The ACM reports an article by Open Source Digital Voting (OSDV) Foundation at developing a suite of open source election software that would enable users to see and tweak the underlying computer code. Advocates say that these characteristics would enable a global expert community to assess the code's security and enhance the technology's use in elections.
"Forgotten in the American tumult is a global flowering of innovation on the simple cellphone. From Brazil to India to South Korea and even Afghanistan, people are seeking work via text message; borrowing, lending, and receiving salaries on cellphones; employing their phones as flashlights, televisions and radios."
"And many do all this for peanuts. In India, Reliance Communications sells handsets for less than $25, with one-cent-a-minute phone calls across India and one-cent text messages and no monthly charge — while earning fat profits. Compare that to iPad buyers in the United States, who pay $499 for the basic version, who might also have a $1,000-plus computer and a $100-plus smart cellphone, and who could pay $100 or more each month to connect these many devices to the ether."
"Not for the first time, America and much of the world are moving in different ways. America’s innovators, building for an ever-expanding bandwidth network, are spiraling toward fancier, costlier, more network-hungry and status-giving devices; meanwhile, their counterparts in developing nations are innovating to find ever more uses for cheap, basic cellphones."
Adrian Florido reports in the Voice of San Diego that the media has barraged UCSD Visual Arts Professor Ricardo Dominguez after he and several colleagues announced a cell phone GPS tool designed to help migrants find water stations during remote desert crossings. Now, UCSD is investigating the professor for that and another project he developed as part of his research.
"The tool, Dominguez said, was developed as an art project with practical applications.
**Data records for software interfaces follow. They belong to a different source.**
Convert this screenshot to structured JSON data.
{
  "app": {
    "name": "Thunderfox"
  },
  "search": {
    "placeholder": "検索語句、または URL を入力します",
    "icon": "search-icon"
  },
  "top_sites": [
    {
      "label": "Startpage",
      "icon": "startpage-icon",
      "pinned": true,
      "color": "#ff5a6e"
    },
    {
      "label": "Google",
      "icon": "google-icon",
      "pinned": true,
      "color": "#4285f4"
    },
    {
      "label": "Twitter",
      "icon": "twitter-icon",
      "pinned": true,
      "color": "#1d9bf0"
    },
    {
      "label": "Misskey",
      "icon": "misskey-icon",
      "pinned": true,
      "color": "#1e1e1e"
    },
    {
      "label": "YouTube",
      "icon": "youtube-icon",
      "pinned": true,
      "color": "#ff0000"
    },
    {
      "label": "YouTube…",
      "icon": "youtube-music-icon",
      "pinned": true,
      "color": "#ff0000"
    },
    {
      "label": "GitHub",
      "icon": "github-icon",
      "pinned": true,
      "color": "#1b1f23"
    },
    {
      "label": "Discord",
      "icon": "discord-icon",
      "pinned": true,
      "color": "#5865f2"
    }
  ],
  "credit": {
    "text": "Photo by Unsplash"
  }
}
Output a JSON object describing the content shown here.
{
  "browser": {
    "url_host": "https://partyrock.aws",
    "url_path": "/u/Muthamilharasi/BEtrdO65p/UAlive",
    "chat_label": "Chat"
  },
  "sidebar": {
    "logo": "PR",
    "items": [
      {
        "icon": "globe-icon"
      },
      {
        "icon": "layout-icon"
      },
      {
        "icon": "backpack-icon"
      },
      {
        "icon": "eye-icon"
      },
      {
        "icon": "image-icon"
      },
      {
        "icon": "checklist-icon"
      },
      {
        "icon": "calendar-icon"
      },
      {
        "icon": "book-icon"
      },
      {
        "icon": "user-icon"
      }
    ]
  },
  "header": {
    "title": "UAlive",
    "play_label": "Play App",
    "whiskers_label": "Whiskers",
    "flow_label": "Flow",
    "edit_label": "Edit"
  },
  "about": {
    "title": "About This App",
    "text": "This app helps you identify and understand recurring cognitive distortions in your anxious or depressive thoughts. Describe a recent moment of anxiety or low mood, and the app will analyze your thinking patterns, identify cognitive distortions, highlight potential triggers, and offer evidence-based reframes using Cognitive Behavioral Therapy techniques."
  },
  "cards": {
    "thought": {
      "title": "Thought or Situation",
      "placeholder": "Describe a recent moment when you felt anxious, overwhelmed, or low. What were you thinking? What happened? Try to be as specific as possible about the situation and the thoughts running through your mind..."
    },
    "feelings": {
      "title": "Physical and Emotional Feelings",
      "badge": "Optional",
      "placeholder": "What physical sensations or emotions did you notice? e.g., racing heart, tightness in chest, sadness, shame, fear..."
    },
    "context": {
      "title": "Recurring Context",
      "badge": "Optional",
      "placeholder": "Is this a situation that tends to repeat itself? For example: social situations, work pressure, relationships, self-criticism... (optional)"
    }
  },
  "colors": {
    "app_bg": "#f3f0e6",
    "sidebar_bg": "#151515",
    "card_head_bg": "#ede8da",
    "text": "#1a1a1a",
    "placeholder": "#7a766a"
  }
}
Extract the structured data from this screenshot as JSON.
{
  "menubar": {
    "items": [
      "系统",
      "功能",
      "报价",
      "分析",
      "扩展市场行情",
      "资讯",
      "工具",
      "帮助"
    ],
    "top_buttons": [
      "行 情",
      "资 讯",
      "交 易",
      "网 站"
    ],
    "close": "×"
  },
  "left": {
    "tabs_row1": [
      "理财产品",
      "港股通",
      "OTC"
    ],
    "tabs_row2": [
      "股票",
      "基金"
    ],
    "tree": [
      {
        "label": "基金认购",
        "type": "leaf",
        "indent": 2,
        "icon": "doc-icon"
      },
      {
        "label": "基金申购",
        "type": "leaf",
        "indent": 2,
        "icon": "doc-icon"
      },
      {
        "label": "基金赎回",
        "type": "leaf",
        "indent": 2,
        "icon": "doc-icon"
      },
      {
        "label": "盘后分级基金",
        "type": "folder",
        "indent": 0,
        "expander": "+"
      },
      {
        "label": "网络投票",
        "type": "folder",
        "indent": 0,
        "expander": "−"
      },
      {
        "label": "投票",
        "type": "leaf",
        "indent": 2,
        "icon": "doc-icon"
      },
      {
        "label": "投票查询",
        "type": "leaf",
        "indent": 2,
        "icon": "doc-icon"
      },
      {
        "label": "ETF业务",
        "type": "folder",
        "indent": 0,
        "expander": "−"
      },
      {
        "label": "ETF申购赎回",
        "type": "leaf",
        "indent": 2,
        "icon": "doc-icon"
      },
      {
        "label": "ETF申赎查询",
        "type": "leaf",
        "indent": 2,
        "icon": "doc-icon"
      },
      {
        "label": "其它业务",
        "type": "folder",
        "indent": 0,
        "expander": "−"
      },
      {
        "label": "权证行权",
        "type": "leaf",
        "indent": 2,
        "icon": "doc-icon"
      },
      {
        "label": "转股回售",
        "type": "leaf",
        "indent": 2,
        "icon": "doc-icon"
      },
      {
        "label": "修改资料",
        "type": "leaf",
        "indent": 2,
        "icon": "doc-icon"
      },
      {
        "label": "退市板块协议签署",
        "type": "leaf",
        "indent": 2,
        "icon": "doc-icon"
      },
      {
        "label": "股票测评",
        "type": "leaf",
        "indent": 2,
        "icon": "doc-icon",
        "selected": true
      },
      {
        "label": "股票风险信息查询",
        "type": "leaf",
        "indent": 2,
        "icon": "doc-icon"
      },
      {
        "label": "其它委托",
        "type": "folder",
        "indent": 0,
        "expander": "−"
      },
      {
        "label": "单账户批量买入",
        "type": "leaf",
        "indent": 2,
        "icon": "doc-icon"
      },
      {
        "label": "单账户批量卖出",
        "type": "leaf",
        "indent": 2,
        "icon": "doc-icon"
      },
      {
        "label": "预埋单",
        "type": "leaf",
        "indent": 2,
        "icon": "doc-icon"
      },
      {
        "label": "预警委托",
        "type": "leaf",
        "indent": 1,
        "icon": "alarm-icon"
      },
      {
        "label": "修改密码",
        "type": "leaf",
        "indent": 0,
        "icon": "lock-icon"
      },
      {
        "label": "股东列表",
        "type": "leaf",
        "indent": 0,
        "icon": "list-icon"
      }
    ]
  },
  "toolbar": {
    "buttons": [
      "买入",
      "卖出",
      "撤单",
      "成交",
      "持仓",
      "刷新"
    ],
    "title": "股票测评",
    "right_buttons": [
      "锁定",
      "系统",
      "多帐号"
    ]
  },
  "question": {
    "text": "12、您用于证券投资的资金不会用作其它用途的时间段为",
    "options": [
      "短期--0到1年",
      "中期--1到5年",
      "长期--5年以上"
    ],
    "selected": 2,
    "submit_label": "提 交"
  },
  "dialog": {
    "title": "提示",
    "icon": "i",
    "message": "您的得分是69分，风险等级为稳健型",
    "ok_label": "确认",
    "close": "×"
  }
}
In the process, he said, it was intended to stimulate conversation about death at the border. The tool, Dominguez said, was developed as an art project with practical applications. In the process, he said, it was intended to stimulate conversation about death at the border."
"Last month, the university launched a second investigation focusing on Dominguez's work in the field of electronic civil disobedience. On March 4, Dominguez organized an online sit-in against the Office of the President of the UC system, in solidarity with statewide student protests that day against UC budget cuts."
"By using a web browser and visiting a special URL students participated in an online protest that redirected them to the president's website, Dominguez said. By using the browser's refresh button repeatedly, he said, the protesters "participated in the equivalent of an offline sit in," immobilizing the site temporarily."
The Sydney Morning Herald wrote a story on Australian-born Julian Assange. Governments and corporations around the world are not too happy with Julian, the co-founder of WikiLeaks, an online drop off box for whistle blowers. What's interesting about the article is that little is known about this international man of mystery:
In a recent interview, co-founder Jeff Blasius talked about how cities such as New Haven and Tucson are using SeeClickFix to involve their citizens in identifying and fixing problems with city infrastructure. 'We have thousands of potholes fixed across the country, thousands of pieces of graffiti repaired, streetlights turned on, catch basins cleared, all of that basic, broken-windows kind of stuff. We've seen neighborhood groups form based around issues reported on the site. We've seen people get new streetlights for their neighborhood, pedestrian improvements in many different cities, and all-terrain vehicles taken off of city streets. There was also one case of an arrest. The New Haven Police Department attributed initial reports on SeeClickFix to a sting operation that led to an arrest of two drug dealers selling heroin in front of a grammar school.'
More on this story can be found here.
Jodi Schneider brings us an AP story about how Google has set up a new tool to show where it's facing the most government pressure to censor material and turn over personal information about its users. Jodi notes that some bloggers who in the past have been critical of Google now praise the decision. What do you think? Will Google improve its credibility after its recent missteps in China and with Google Buzz?
Steve Dondley at Communicate or Die brings us the following story:
"SEIU Local 615, a 17,000 member local out of Boston, MA, has proposed webcasting its upcoming negotiations with the Massachusetts Institute of Technology (MIT). As far as I know, this would be a first for a union and it represents an extremely unorthodox move. Usually, the first thing labor and management do is agree to not publicize what goes on in the negotiation process. Is it possible that such agreements are going to become quaint when when the world of radical transparency the futurists say we are heading toward arrives? Or are there damn good practical reasons for these privacy agreements between labor and management?"
The rest of the post is quite interesting and can be found here. What do you think? Do webcams belong at the negotiating table?
The World Bank has announced that its data -- which used to be available only on a subscription basis -- will now be available for free online.
To get a sense of the potential, check out what Hans Rosling does with this data. He shows how countries pull themselves out of poverty, demos Dollar Street, compares the varying income levels of households worldwide, and then does something truly amazing: